◆ Assignment:
The answer must consist of every line in the records below that contains the string "this".

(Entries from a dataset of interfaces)
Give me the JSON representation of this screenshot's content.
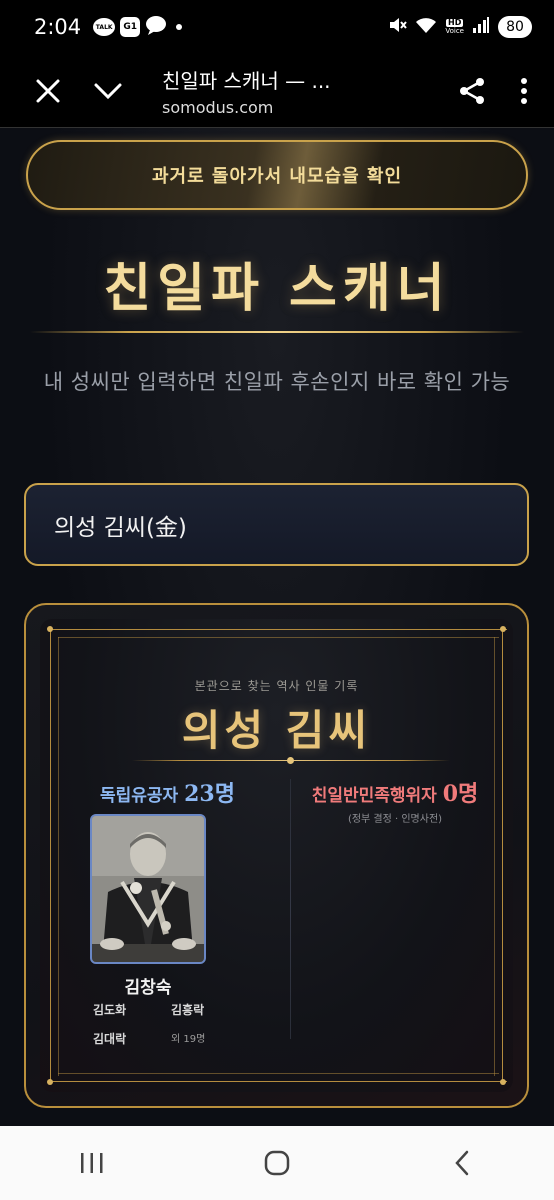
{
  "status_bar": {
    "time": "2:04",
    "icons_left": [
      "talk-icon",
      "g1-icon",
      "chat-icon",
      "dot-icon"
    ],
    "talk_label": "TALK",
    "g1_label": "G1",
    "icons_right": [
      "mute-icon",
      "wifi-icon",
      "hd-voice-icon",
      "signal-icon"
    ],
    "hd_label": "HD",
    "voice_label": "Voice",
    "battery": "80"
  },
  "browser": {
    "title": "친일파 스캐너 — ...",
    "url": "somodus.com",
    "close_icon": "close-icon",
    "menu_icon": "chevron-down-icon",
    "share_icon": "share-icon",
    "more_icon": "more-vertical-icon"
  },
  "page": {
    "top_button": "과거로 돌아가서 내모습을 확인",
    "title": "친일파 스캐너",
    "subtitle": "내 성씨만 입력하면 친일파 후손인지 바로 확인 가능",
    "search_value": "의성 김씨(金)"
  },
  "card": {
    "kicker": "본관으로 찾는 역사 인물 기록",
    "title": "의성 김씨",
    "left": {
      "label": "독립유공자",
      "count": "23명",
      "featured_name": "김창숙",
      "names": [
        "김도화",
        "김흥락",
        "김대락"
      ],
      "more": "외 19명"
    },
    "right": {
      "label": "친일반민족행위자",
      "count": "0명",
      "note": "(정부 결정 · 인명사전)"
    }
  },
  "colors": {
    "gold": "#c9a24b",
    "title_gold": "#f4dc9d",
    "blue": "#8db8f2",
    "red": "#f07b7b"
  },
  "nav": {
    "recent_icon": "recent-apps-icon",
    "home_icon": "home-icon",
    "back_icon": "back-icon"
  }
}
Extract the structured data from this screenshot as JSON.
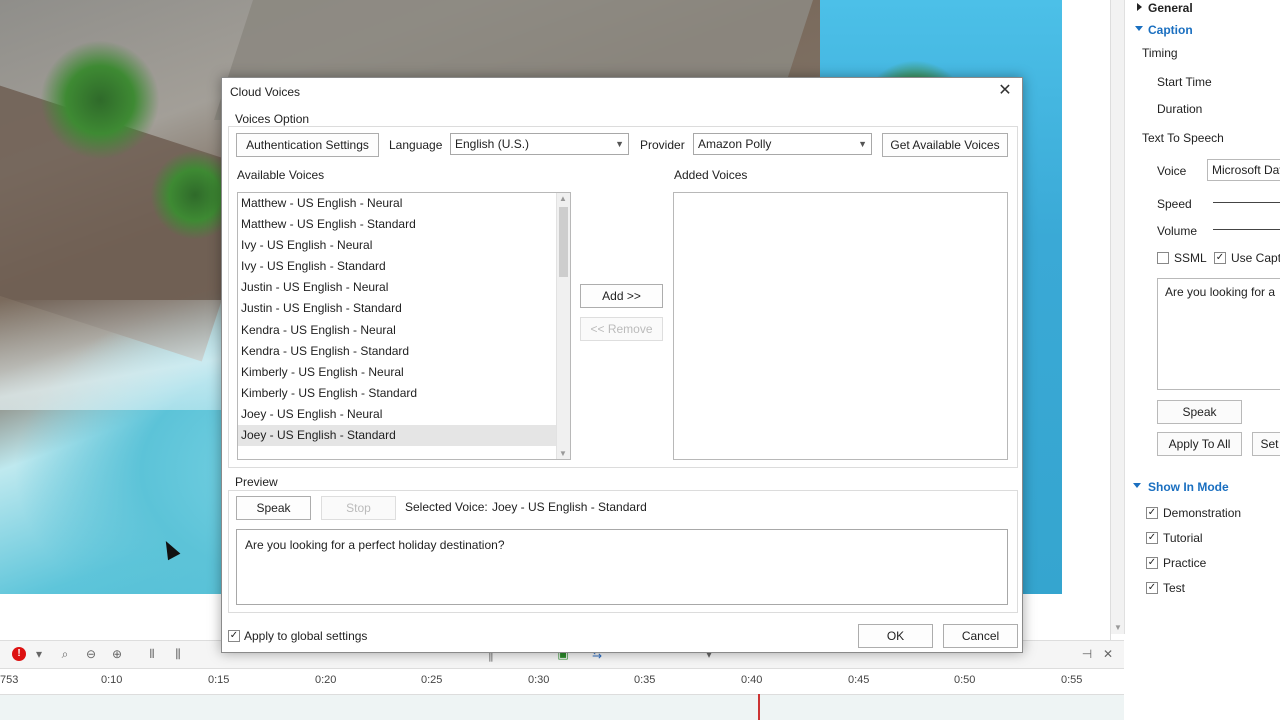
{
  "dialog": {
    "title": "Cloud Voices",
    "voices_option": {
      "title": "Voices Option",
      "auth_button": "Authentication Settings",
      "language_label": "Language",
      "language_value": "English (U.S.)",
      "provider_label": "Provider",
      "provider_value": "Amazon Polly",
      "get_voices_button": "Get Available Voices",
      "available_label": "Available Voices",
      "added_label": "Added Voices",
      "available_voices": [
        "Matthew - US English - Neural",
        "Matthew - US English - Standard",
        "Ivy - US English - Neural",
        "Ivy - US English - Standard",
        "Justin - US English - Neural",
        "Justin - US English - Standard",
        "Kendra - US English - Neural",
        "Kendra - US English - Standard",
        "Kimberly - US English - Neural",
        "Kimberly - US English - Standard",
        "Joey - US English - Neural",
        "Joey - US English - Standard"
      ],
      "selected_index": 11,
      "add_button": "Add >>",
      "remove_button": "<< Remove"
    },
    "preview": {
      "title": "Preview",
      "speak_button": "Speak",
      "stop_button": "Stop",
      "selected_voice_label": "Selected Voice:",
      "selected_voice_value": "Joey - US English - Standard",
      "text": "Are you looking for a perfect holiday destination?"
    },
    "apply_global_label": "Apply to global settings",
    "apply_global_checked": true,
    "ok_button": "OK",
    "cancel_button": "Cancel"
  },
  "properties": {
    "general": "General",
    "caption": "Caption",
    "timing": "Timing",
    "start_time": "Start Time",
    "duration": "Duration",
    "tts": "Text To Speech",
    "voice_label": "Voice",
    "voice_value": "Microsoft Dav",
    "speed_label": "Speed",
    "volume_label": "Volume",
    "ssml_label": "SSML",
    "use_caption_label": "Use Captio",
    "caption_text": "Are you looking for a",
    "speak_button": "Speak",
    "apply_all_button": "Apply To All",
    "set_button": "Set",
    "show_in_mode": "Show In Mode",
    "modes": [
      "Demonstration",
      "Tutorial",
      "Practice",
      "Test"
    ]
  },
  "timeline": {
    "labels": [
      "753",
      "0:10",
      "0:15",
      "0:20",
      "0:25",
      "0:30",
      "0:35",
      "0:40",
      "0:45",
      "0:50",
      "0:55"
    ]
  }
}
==
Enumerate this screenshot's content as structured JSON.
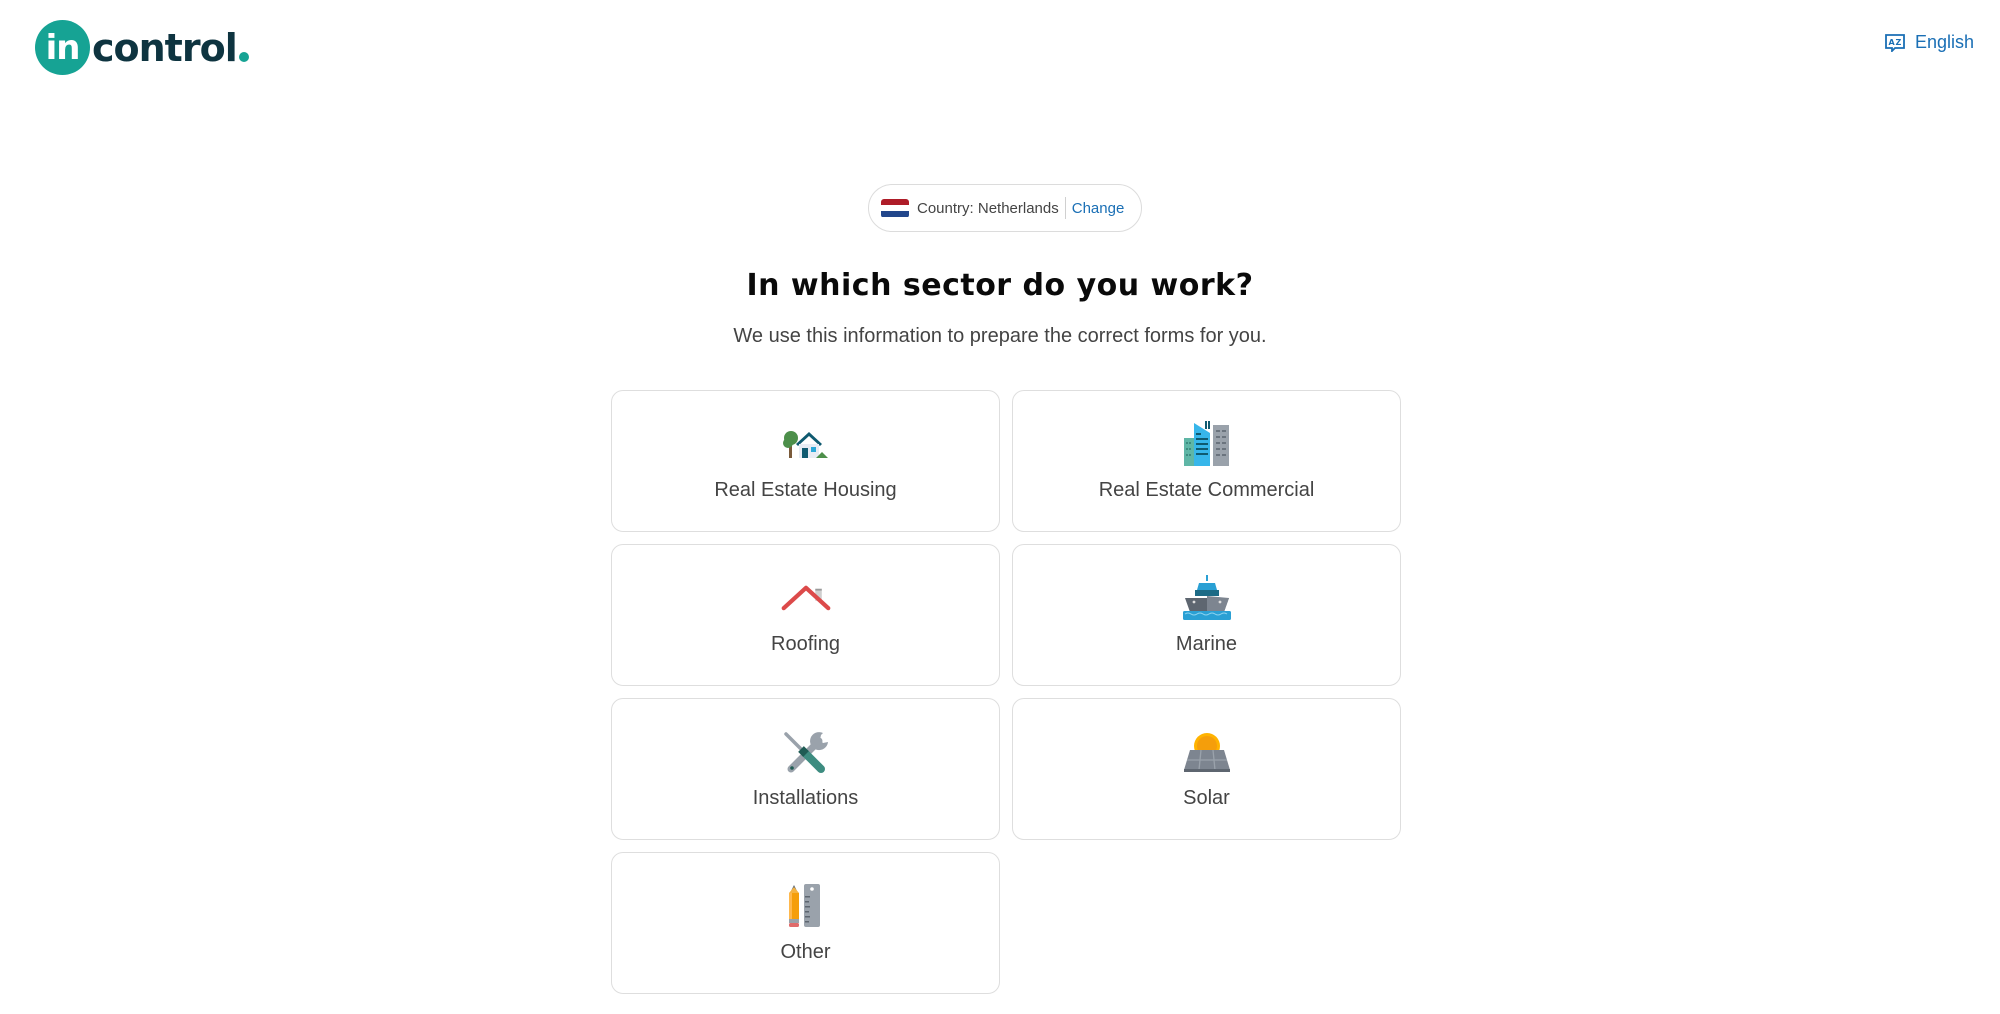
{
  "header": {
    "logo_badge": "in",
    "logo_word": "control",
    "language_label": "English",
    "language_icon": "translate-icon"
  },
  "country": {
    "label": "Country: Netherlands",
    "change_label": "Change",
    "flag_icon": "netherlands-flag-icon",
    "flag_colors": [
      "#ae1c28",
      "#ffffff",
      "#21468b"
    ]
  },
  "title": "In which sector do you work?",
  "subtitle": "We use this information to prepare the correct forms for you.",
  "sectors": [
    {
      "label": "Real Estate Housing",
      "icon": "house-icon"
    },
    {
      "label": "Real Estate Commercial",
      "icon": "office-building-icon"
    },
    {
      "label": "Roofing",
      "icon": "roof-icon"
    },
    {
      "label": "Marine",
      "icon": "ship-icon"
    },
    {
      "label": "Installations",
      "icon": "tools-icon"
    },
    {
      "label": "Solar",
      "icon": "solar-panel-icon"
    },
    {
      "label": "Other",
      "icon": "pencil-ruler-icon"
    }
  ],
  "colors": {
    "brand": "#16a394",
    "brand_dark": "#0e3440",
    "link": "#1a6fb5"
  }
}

◆ Result of the task:
Give me the JSON representation of this screenshot's content.
Extract the structured data from this screenshot as JSON.
Enumerate this screenshot's content as structured JSON.
  "subtitle": "We use this information to prepare the correct forms for you.",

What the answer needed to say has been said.